(Component data from apps and pages)
▼

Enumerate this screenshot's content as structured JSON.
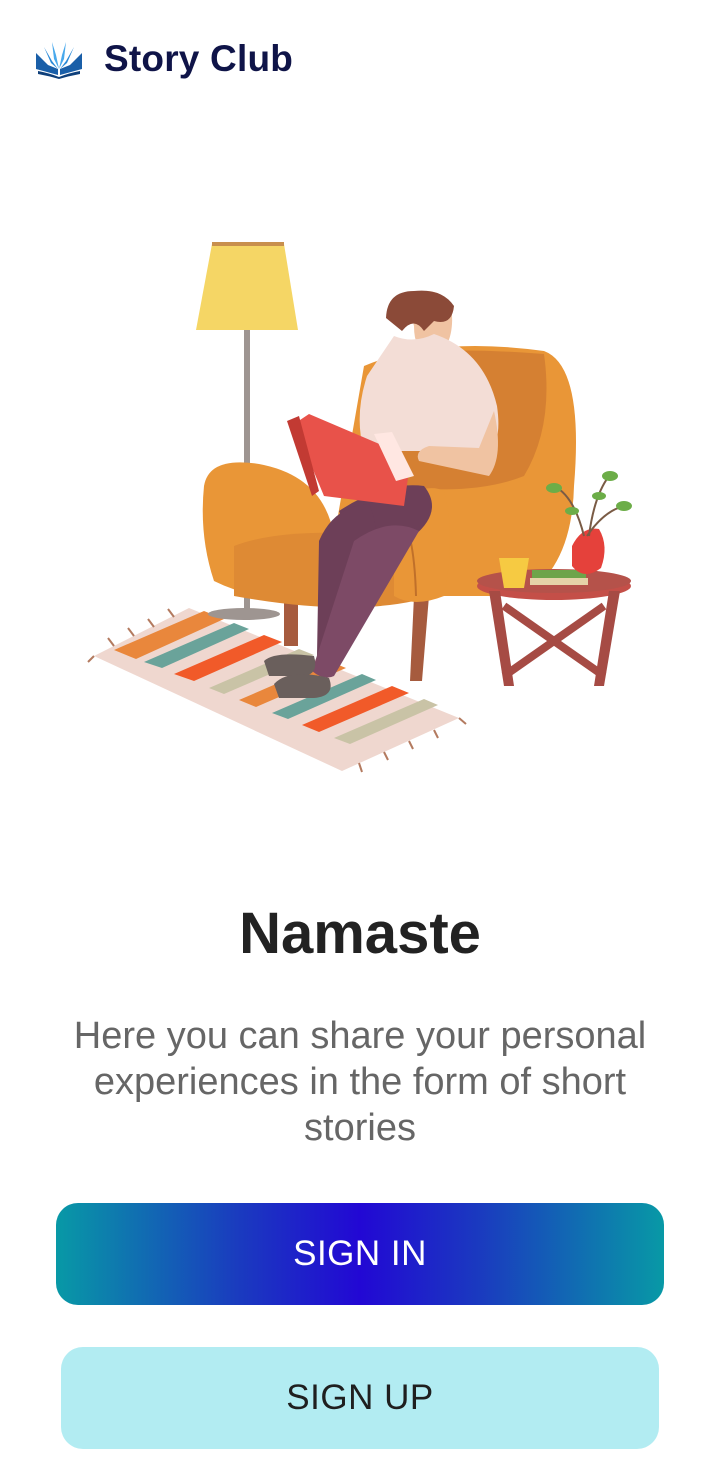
{
  "app": {
    "name": "Story Club",
    "logo_icon": "open-book-icon"
  },
  "hero": {
    "illustration": "person-reading-in-armchair-illustration"
  },
  "main": {
    "greeting": "Namaste",
    "tagline": "Here you can share your personal experiences in the form of short stories"
  },
  "actions": {
    "sign_in_label": "SIGN IN",
    "sign_up_label": "SIGN UP"
  },
  "colors": {
    "brand_text": "#0f1448",
    "sign_in_gradient": [
      "#0899a6",
      "#2208d4",
      "#0899a6"
    ],
    "sign_up_bg": "#b2ecf2"
  }
}
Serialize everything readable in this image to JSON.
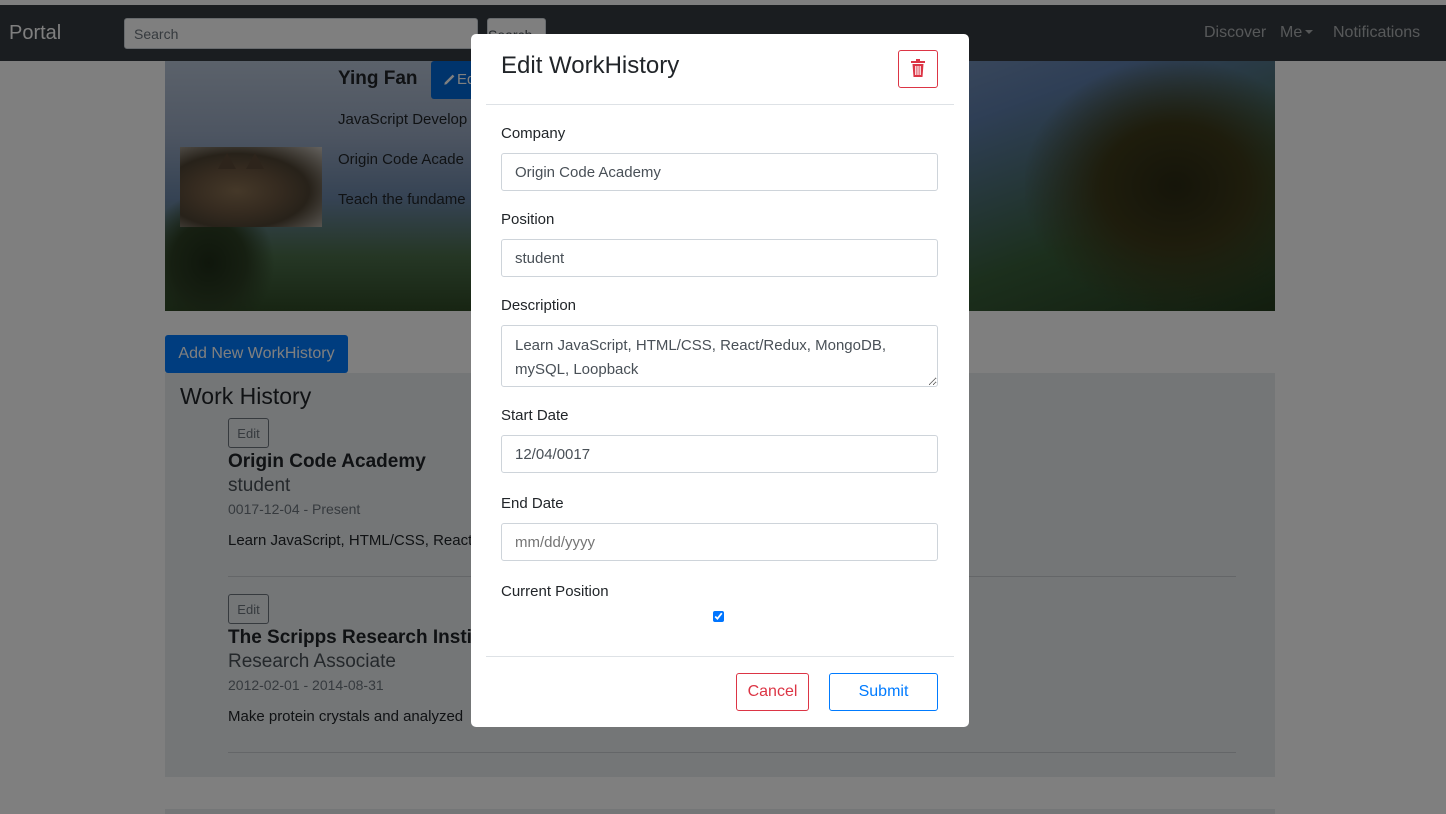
{
  "navbar": {
    "brand": "Portal",
    "search_placeholder": "Search",
    "search_button": "Search",
    "links": [
      "Discover",
      "Me",
      "Notifications"
    ]
  },
  "profile": {
    "name": "Ying Fan",
    "edit_label": "Ed",
    "title": "JavaScript Develop",
    "company": "Origin Code Acade",
    "about": "Teach the fundame"
  },
  "work_history": {
    "add_button": "Add New WorkHistory",
    "section_title": "Work History",
    "edit_label": "Edit",
    "items": [
      {
        "company": "Origin Code Academy",
        "position": "student",
        "dates": "0017-12-04 - Present",
        "description": "Learn JavaScript, HTML/CSS, React,"
      },
      {
        "company": "The Scripps Research Instit",
        "position": "Research Associate",
        "dates": "2012-02-01 - 2014-08-31",
        "description": "Make protein crystals and analyzed"
      }
    ]
  },
  "modal": {
    "title": "Edit WorkHistory",
    "fields": {
      "company": {
        "label": "Company",
        "value": "Origin Code Academy"
      },
      "position": {
        "label": "Position",
        "value": "student"
      },
      "description": {
        "label": "Description",
        "value": "Learn JavaScript, HTML/CSS, React/Redux, MongoDB, mySQL, Loopback"
      },
      "start_date": {
        "label": "Start Date",
        "value": "12/04/0017"
      },
      "end_date": {
        "label": "End Date",
        "placeholder": "mm/dd/yyyy"
      },
      "current_position": {
        "label": "Current Position",
        "checked": true
      }
    },
    "cancel_button": "Cancel",
    "submit_button": "Submit"
  },
  "colors": {
    "navbar": "#343a40",
    "primary": "#007bff",
    "danger": "#dc3545",
    "card_bg": "#e9ecef"
  },
  "icons": {
    "delete": "trash-icon",
    "edit_profile": "pencil-icon"
  }
}
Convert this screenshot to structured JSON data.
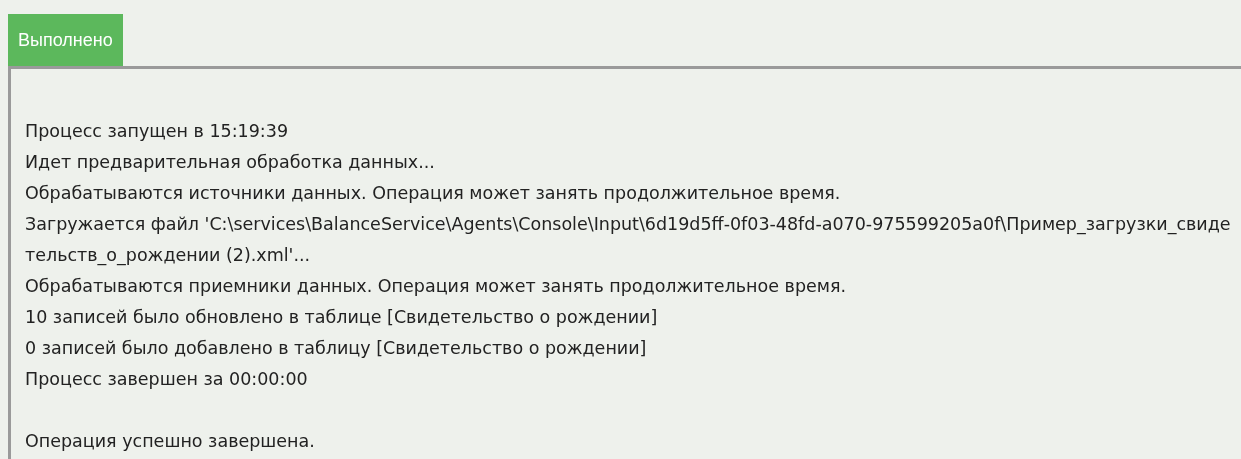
{
  "status_tab": {
    "label": "Выполнено",
    "kind": "success"
  },
  "log_lines": [
    "Процесс запущен в 15:19:39",
    "Идет предварительная обработка данных...",
    "Обрабатываются источники данных. Операция может занять продолжительное время.",
    "Загружается файл 'C:\\services\\BalanceService\\Agents\\Console\\Input\\6d19d5ff-0f03-48fd-a070-975599205a0f\\Пример_загрузки_свидетельств_о_рождении (2).xml'...",
    "Обрабатываются приемники данных. Операция может занять продолжительное время.",
    "10 записей было обновлено в таблице [Свидетельство о рождении]",
    "0 записей было добавлено в таблицу [Свидетельство о рождении]",
    "Процесс завершен за 00:00:00"
  ],
  "result_message": "Операция успешно завершена."
}
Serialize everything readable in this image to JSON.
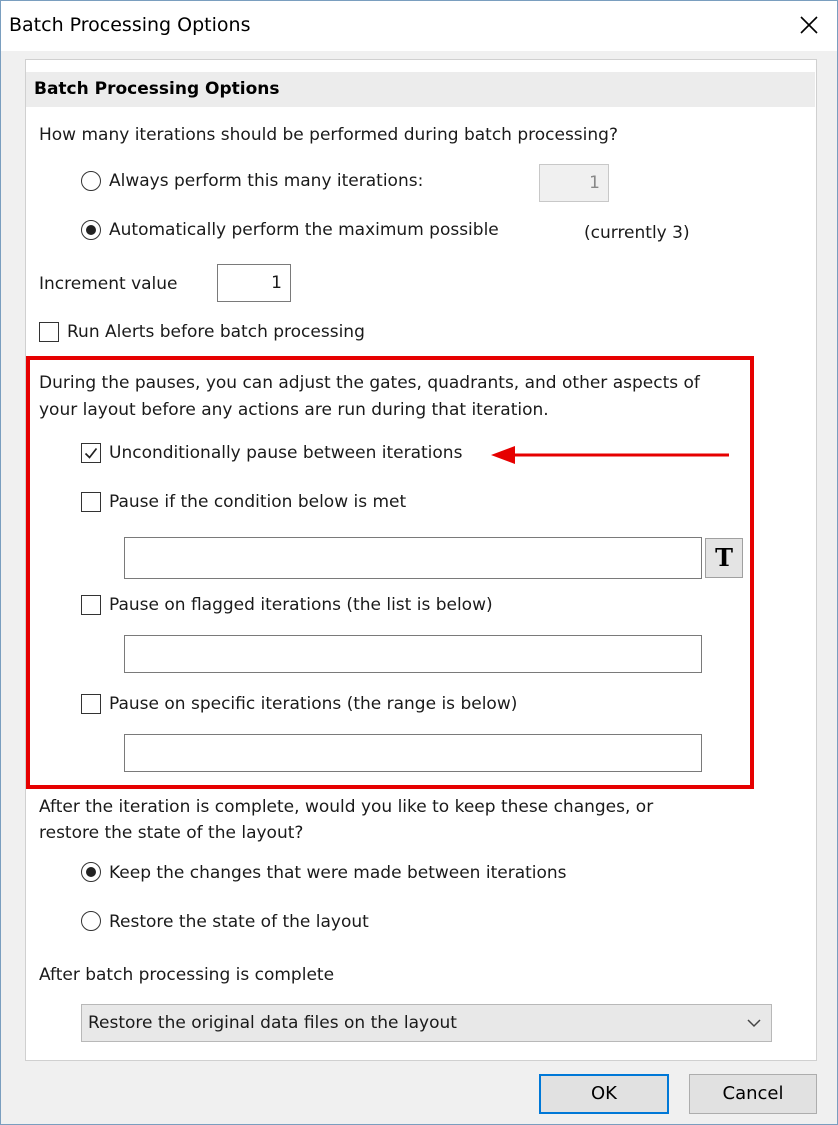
{
  "window": {
    "title": "Batch Processing Options"
  },
  "section": {
    "header": "Batch Processing Options"
  },
  "iterations": {
    "question": "How many iterations should be performed during batch processing?",
    "option_fixed": "Always perform this many iterations:",
    "option_fixed_value": "1",
    "option_max": "Automatically perform the maximum possible",
    "currently": "(currently 3)",
    "selected": "option_max"
  },
  "increment": {
    "label": "Increment value",
    "value": "1"
  },
  "run_alerts": {
    "label": "Run Alerts before batch processing",
    "checked": false
  },
  "pauses": {
    "description_line1": "During the pauses, you can adjust the gates, quadrants, and other aspects of",
    "description_line2": "your layout before any actions are run during that iteration.",
    "unconditional": {
      "label": "Unconditionally pause between iterations",
      "checked": true
    },
    "condition": {
      "label": "Pause if the condition below is met",
      "checked": false,
      "value": "",
      "button_label": "T"
    },
    "flagged": {
      "label": "Pause on flagged iterations (the list is below)",
      "checked": false,
      "value": ""
    },
    "specific": {
      "label": "Pause on specific iterations (the range is below)",
      "checked": false,
      "value": ""
    }
  },
  "after_iteration": {
    "question_line1": "After the iteration is complete, would you like to keep these changes, or",
    "question_line2": "restore the state of the layout?",
    "option_keep": "Keep the changes that were made between iterations",
    "option_restore": "Restore the state of the layout",
    "selected": "option_keep"
  },
  "after_batch": {
    "label": "After batch processing is complete",
    "selected_value": "Restore the original data files on the layout"
  },
  "footer": {
    "ok_label": "OK",
    "cancel_label": "Cancel"
  },
  "colors": {
    "highlight": "#e60000",
    "accent": "#0078d7"
  },
  "icons": {
    "close": "close-icon",
    "checkmark": "checkmark-icon",
    "dropdown": "chevron-down-icon",
    "arrow": "arrow-left-annotation"
  }
}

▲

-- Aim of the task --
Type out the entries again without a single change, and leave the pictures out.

-- Written reply --
Enumerate this screenshot's content as structured JSON.
{
  "app": {
    "name": "Story Club",
    "logo_icon": "open-book-icon"
  },
  "hero": {
    "illustration": "person-reading-in-armchair-illustration"
  },
  "main": {
    "greeting": "Namaste",
    "tagline": "Here you can share your personal experiences in the form of short stories"
  },
  "actions": {
    "sign_in_label": "SIGN IN",
    "sign_up_label": "SIGN UP"
  },
  "colors": {
    "brand_text": "#0f1448",
    "sign_in_gradient": [
      "#0899a6",
      "#2208d4",
      "#0899a6"
    ],
    "sign_up_bg": "#b2ecf2"
  }
}
Serialize everything readable in this image to JSON.
{
  "navbar": {
    "brand": "Portal",
    "search_placeholder": "Search",
    "search_button": "Search",
    "links": [
      "Discover",
      "Me",
      "Notifications"
    ]
  },
  "profile": {
    "name": "Ying Fan",
    "edit_label": "Ed",
    "title": "JavaScript Develop",
    "company": "Origin Code Acade",
    "about": "Teach the fundame"
  },
  "work_history": {
    "add_button": "Add New WorkHistory",
    "section_title": "Work History",
    "edit_label": "Edit",
    "items": [
      {
        "company": "Origin Code Academy",
        "position": "student",
        "dates": "0017-12-04 - Present",
        "description": "Learn JavaScript, HTML/CSS, React,"
      },
      {
        "company": "The Scripps Research Instit",
        "position": "Research Associate",
        "dates": "2012-02-01 - 2014-08-31",
        "description": "Make protein crystals and analyzed"
      }
    ]
  },
  "modal": {
    "title": "Edit WorkHistory",
    "fields": {
      "company": {
        "label": "Company",
        "value": "Origin Code Academy"
      },
      "position": {
        "label": "Position",
        "value": "student"
      },
      "description": {
        "label": "Description",
        "value": "Learn JavaScript, HTML/CSS, React/Redux, MongoDB, mySQL, Loopback"
      },
      "start_date": {
        "label": "Start Date",
        "value": "12/04/0017"
      },
      "end_date": {
        "label": "End Date",
        "placeholder": "mm/dd/yyyy"
      },
      "current_position": {
        "label": "Current Position",
        "checked": true
      }
    },
    "cancel_button": "Cancel",
    "submit_button": "Submit"
  },
  "colors": {
    "navbar": "#343a40",
    "primary": "#007bff",
    "danger": "#dc3545",
    "card_bg": "#e9ecef"
  },
  "icons": {
    "delete": "trash-icon",
    "edit_profile": "pencil-icon"
  }
}
Convert this screenshot to structured JSON data.
{
  "status_tab": {
    "label": "Выполнено",
    "kind": "success"
  },
  "log_lines": [
    "Процесс запущен в 15:19:39",
    "Идет предварительная обработка данных...",
    "Обрабатываются источники данных. Операция может занять продолжительное время.",
    "Загружается файл 'C:\\services\\BalanceService\\Agents\\Console\\Input\\6d19d5ff-0f03-48fd-a070-975599205a0f\\Пример_загрузки_свидетельств_о_рождении (2).xml'...",
    "Обрабатываются приемники данных. Операция может занять продолжительное время.",
    "10 записей было обновлено в таблице [Свидетельство о рождении]",
    "0 записей было добавлено в таблицу [Свидетельство о рождении]",
    "Процесс завершен за 00:00:00"
  ],
  "result_message": "Операция успешно завершена."
}
Serialize everything readable in this image to JSON.
{
  "window": {
    "title": "Batch Processing Options"
  },
  "section": {
    "header": "Batch Processing Options"
  },
  "iterations": {
    "question": "How many iterations should be performed during batch processing?",
    "option_fixed": "Always perform this many iterations:",
    "option_fixed_value": "1",
    "option_max": "Automatically perform the maximum possible",
    "currently": "(currently 3)",
    "selected": "option_max"
  },
  "increment": {
    "label": "Increment value",
    "value": "1"
  },
  "run_alerts": {
    "label": "Run Alerts before batch processing",
    "checked": false
  },
  "pauses": {
    "description_line1": "During the pauses, you can adjust the gates, quadrants, and other aspects of",
    "description_line2": "your layout before any actions are run during that iteration.",
    "unconditional": {
      "label": "Unconditionally pause between iterations",
      "checked": true
    },
    "condition": {
      "label": "Pause if the condition below is met",
      "checked": false,
      "value": "",
      "button_label": "T"
    },
    "flagged": {
      "label": "Pause on flagged iterations (the list is below)",
      "checked": false,
      "value": ""
    },
    "specific": {
      "label": "Pause on specific iterations (the range is below)",
      "checked": false,
      "value": ""
    }
  },
  "after_iteration": {
    "question_line1": "After the iteration is complete, would you like to keep these changes, or",
    "question_line2": "restore the state of the layout?",
    "option_keep": "Keep the changes that were made between iterations",
    "option_restore": "Restore the state of the layout",
    "selected": "option_keep"
  },
  "after_batch": {
    "label": "After batch processing is complete",
    "selected_value": "Restore the original data files on the layout"
  },
  "footer": {
    "ok_label": "OK",
    "cancel_label": "Cancel"
  },
  "colors": {
    "highlight": "#e60000",
    "accent": "#0078d7"
  },
  "icons": {
    "close": "close-icon",
    "checkmark": "checkmark-icon",
    "dropdown": "chevron-down-icon",
    "arrow": "arrow-left-annotation"
  }
}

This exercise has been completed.